When examining speech in general and political speech specifically, sensitivity and complexity are important factors in determining the contents of the “rhetorical bucket”. Rhetorical sensitivity may give us insight into the direction each candidate intends to take the nation.
Rhetorical sensitivity is the idea that the most appropriate words will be employed without the intentional use of offensive words or symbols. Sometimes this is ridiculed in our society as political correctness, but perhaps it is better understood as an attempt at being persuasive without causing undue discomfort to those listening.
During the debates it is often easy to discern the candidates’ true feelings based upon their verbal and nonverbal interactions with one another and the audience.
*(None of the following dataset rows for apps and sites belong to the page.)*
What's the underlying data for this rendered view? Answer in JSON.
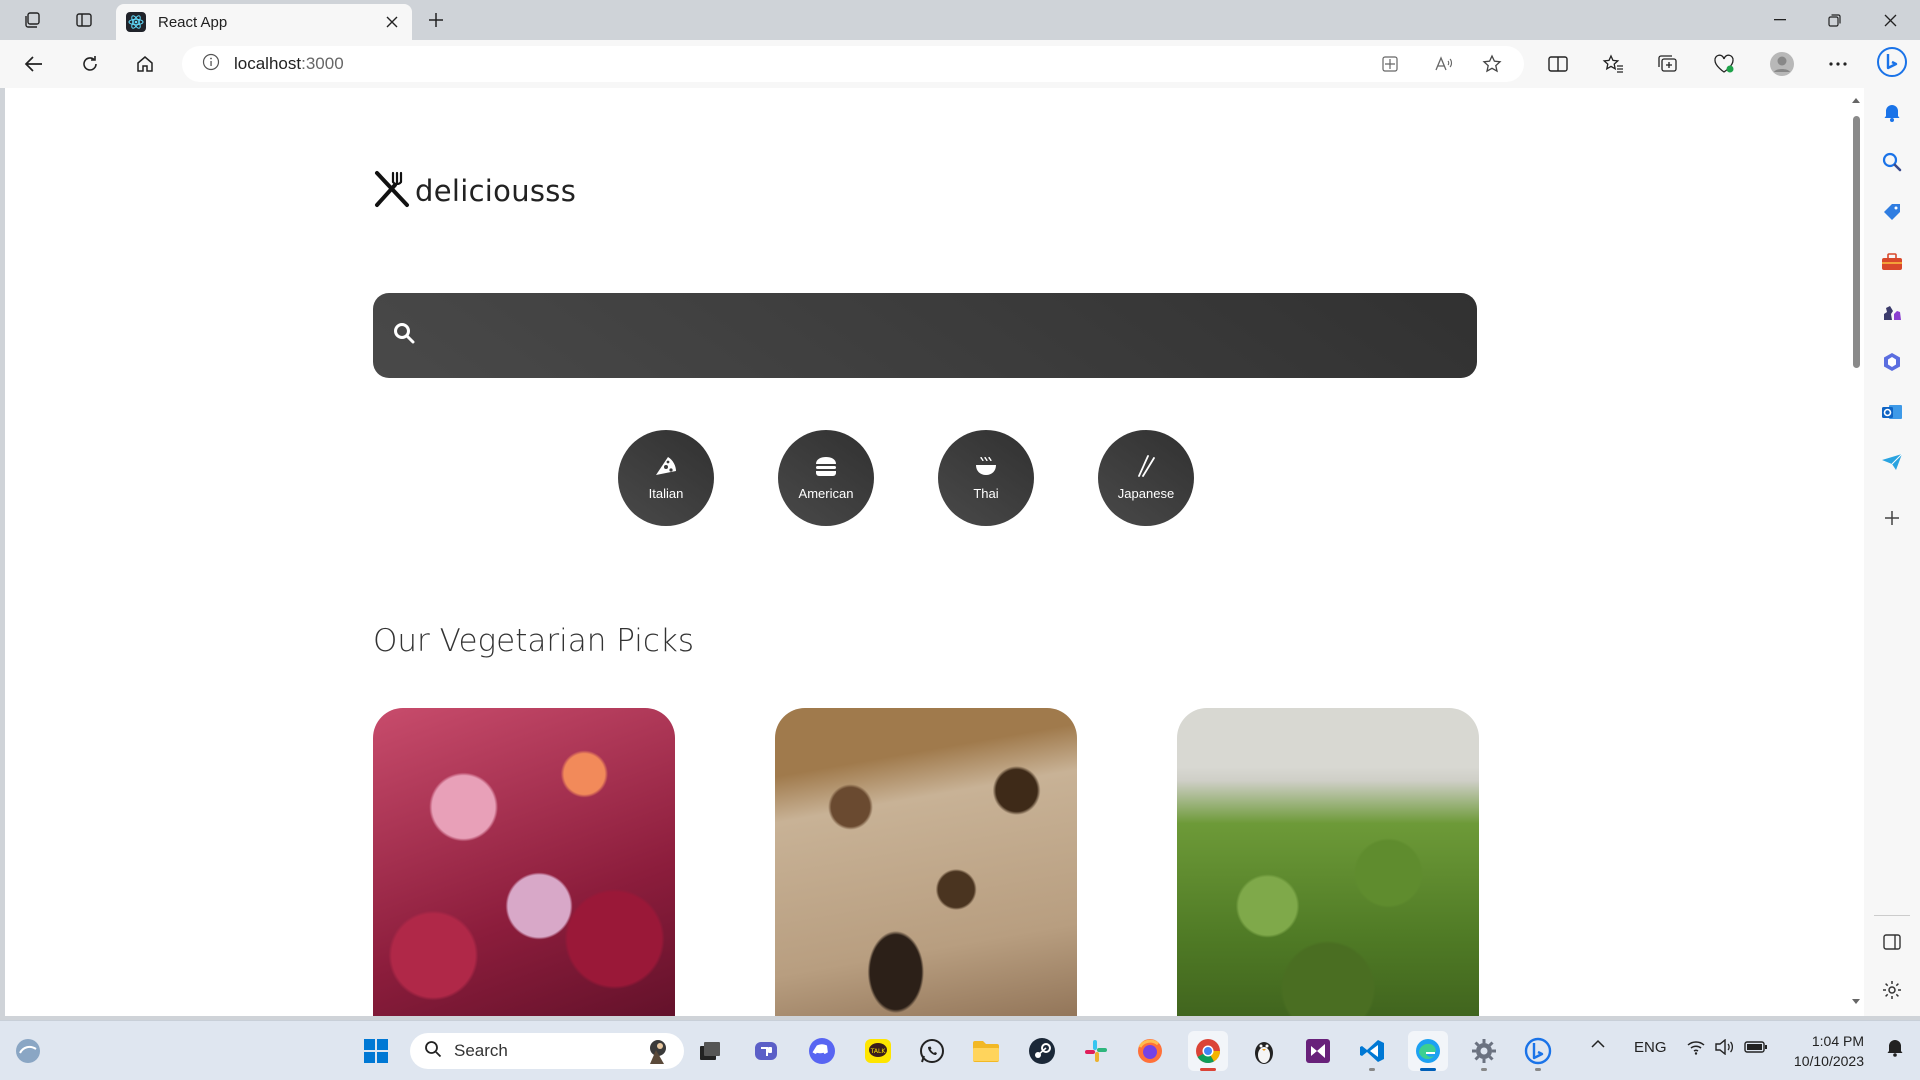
{
  "browser": {
    "tab_title": "React App",
    "url_host": "localhost",
    "url_port": ":3000"
  },
  "page": {
    "logo_text": "deliciousss",
    "search": {
      "value": "",
      "placeholder": ""
    },
    "cuisines": [
      {
        "label": "Italian",
        "icon": "pizza-icon"
      },
      {
        "label": "American",
        "icon": "burger-icon"
      },
      {
        "label": "Thai",
        "icon": "noodle-bowl-icon"
      },
      {
        "label": "Japanese",
        "icon": "chopsticks-icon"
      }
    ],
    "section_title": "Our Vegetarian Picks",
    "cards": [
      {
        "image": "red-vegetable-relish-photo"
      },
      {
        "image": "chocolate-chunk-bread-photo"
      },
      {
        "image": "green-pesto-photo"
      }
    ]
  },
  "taskbar": {
    "search_label": "Search",
    "language": "ENG",
    "time": "1:04 PM",
    "date": "10/10/2023"
  },
  "colors": {
    "card_dark": "#313131",
    "accent": "#005fb8"
  }
}
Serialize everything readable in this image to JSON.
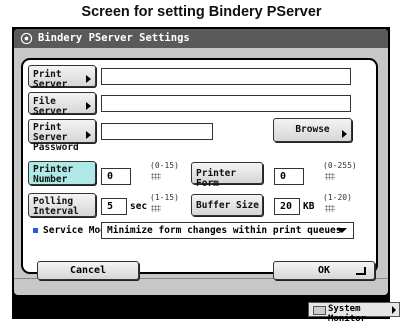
{
  "caption": "Screen for setting Bindery PServer",
  "window": {
    "title": "Bindery PServer Settings"
  },
  "rows": {
    "print_server": {
      "label": "Print Server",
      "value": ""
    },
    "file_server": {
      "label": "File Server",
      "value": ""
    },
    "password": {
      "label_line1": "Print Server",
      "label_line2": "Password",
      "value": "",
      "browse_label": "Browse"
    },
    "printer_number": {
      "label_line1": "Printer",
      "label_line2": "Number",
      "value": "0",
      "range": "(0-15)"
    },
    "printer_form": {
      "label": "Printer Form",
      "value": "0",
      "range": "(0-255)"
    },
    "polling_interval": {
      "label_line1": "Polling",
      "label_line2": "Interval",
      "value": "5",
      "unit": "sec",
      "range": "(1-15)"
    },
    "buffer_size": {
      "label": "Buffer Size",
      "value": "20",
      "unit": "KB",
      "range": "(1-20)"
    },
    "service_mode": {
      "label": "Service Mode",
      "value": "Minimize form changes within print queues"
    }
  },
  "buttons": {
    "cancel": "Cancel",
    "ok": "OK"
  },
  "system_monitor": "System Monitor",
  "colors": {
    "highlight": "#aee9e7",
    "titlebar": "#5a5a5a",
    "bullet": "#2a5bd7"
  }
}
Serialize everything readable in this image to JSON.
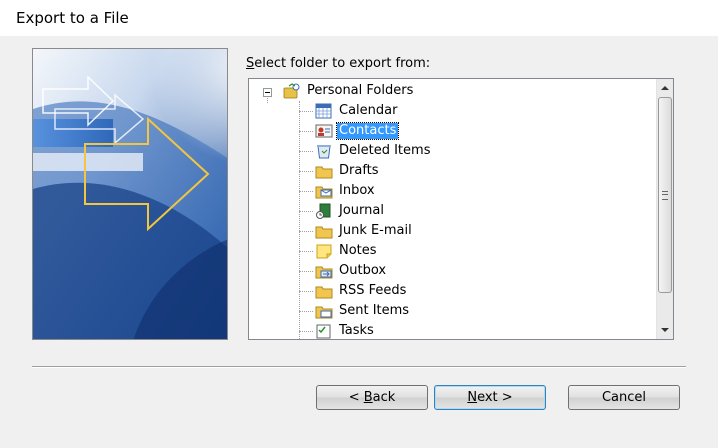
{
  "window": {
    "title": "Export to a File"
  },
  "prompt": {
    "accel": "S",
    "rest": "elect folder to export from:"
  },
  "tree": {
    "root": {
      "label": "Personal Folders",
      "icon": "personal-folders-icon"
    },
    "items": [
      {
        "label": "Calendar",
        "icon": "calendar-icon",
        "selected": false
      },
      {
        "label": "Contacts",
        "icon": "contacts-icon",
        "selected": true
      },
      {
        "label": "Deleted Items",
        "icon": "deleted-items-icon",
        "selected": false
      },
      {
        "label": "Drafts",
        "icon": "drafts-folder-icon",
        "selected": false
      },
      {
        "label": "Inbox",
        "icon": "inbox-icon",
        "selected": false
      },
      {
        "label": "Journal",
        "icon": "journal-icon",
        "selected": false
      },
      {
        "label": "Junk E-mail",
        "icon": "junk-email-icon",
        "selected": false
      },
      {
        "label": "Notes",
        "icon": "notes-icon",
        "selected": false
      },
      {
        "label": "Outbox",
        "icon": "outbox-icon",
        "selected": false
      },
      {
        "label": "RSS Feeds",
        "icon": "rss-feeds-folder-icon",
        "selected": false
      },
      {
        "label": "Sent Items",
        "icon": "sent-items-icon",
        "selected": false
      },
      {
        "label": "Tasks",
        "icon": "tasks-icon",
        "selected": false
      }
    ]
  },
  "buttons": {
    "back": {
      "prefix": "< ",
      "accel": "B",
      "rest": "ack"
    },
    "next": {
      "accel": "N",
      "rest": "ext >"
    },
    "cancel": {
      "label": "Cancel"
    }
  },
  "colors": {
    "selection": "#3399ff",
    "banner_blue": "#2f6fc0",
    "arrow_yellow": "#f2c641"
  }
}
Consider how the words and body language of the candidates make you feel and what thoughts they inspire as you listen to them.
If a given candidate is being intentional they purposely employ words that evoke feelings and thoughts. If they are not being intentional, this can also be instructive, giving the audience a glimpse of their authentic disposition towards the people, groups, issues and ideas shaping the election.
Another important characteristic to watch for during the debates is that of cognitive complexity, which gives us insight as to the candidates’ constructs for interpreting information and events. Cognitively complex individuals are better equipped to synthesize more information and to think in more abstract and organized terms than those who are cognitively simple.
As you listen to the candidates, consider the answers that are given: are they simple or complex? Also remember that sometimes the best answer is a simple answer, and that complexity may serve as a disguise of the non-answer.
However, in most instances, the answers to complex questions that challenge our society are not simple, but require sound analysis from our leaders who are willing to engage in the hard work of identifying and correcting systemic problems. The political season yields itself to simplicity, but governing requires navigating complexity.
Words are the currency of ideas, and in these debates, both candidates are known to trade excessively and spend wildly. For the critical consumer of political debates, it important to spot the counterfeits and to discern who will be the best investment, or the most dangerous gamble, for America’s future.